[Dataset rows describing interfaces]
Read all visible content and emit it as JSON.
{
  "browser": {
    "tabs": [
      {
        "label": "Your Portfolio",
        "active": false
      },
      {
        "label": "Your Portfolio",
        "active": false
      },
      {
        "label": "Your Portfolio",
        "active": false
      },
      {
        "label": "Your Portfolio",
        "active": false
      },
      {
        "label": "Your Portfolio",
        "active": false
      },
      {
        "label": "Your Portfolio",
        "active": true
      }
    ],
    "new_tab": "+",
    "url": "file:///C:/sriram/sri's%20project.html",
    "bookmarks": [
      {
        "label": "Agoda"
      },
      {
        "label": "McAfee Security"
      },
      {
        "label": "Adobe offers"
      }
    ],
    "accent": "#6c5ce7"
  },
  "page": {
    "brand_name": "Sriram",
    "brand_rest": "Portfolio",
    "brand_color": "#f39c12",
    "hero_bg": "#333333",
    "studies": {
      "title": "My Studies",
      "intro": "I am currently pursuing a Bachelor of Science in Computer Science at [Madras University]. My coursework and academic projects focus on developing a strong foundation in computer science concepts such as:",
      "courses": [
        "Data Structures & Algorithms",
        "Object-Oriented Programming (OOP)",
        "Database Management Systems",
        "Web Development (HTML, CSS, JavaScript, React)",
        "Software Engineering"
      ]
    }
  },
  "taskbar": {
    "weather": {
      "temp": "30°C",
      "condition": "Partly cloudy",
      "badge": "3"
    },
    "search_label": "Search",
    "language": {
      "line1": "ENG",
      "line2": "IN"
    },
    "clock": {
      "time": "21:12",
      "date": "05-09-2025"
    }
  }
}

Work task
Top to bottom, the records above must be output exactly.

Final answer
Read all visible content and emit it as JSON.
{
  "browser": {
    "tabs": [
      {
        "label": "Your Portfolio",
        "active": false
      },
      {
        "label": "Your Portfolio",
        "active": false
      },
      {
        "label": "Your Portfolio",
        "active": false
      },
      {
        "label": "Your Portfolio",
        "active": false
      },
      {
        "label": "Your Portfolio",
        "active": false
      },
      {
        "label": "Your Portfolio",
        "active": true
      }
    ],
    "new_tab": "+",
    "url": "file:///C:/sriram/sri's%20project.html",
    "bookmarks": [
      {
        "label": "Agoda"
      },
      {
        "label": "McAfee Security"
      },
      {
        "label": "Adobe offers"
      }
    ],
    "accent": "#6c5ce7"
  },
  "page": {
    "brand_name": "Sriram",
    "brand_rest": "Portfolio",
    "brand_color": "#f39c12",
    "hero_bg": "#333333",
    "studies": {
      "title": "My Studies",
      "intro": "I am currently pursuing a Bachelor of Science in Computer Science at [Madras University]. My coursework and academic projects focus on developing a strong foundation in computer science concepts such as:",
      "courses": [
        "Data Structures & Algorithms",
        "Object-Oriented Programming (OOP)",
        "Database Management Systems",
        "Web Development (HTML, CSS, JavaScript, React)",
        "Software Engineering"
      ]
    }
  },
  "taskbar": {
    "weather": {
      "temp": "30°C",
      "condition": "Partly cloudy",
      "badge": "3"
    },
    "search_label": "Search",
    "language": {
      "line1": "ENG",
      "line2": "IN"
    },
    "clock": {
      "time": "21:12",
      "date": "05-09-2025"
    }
  }
}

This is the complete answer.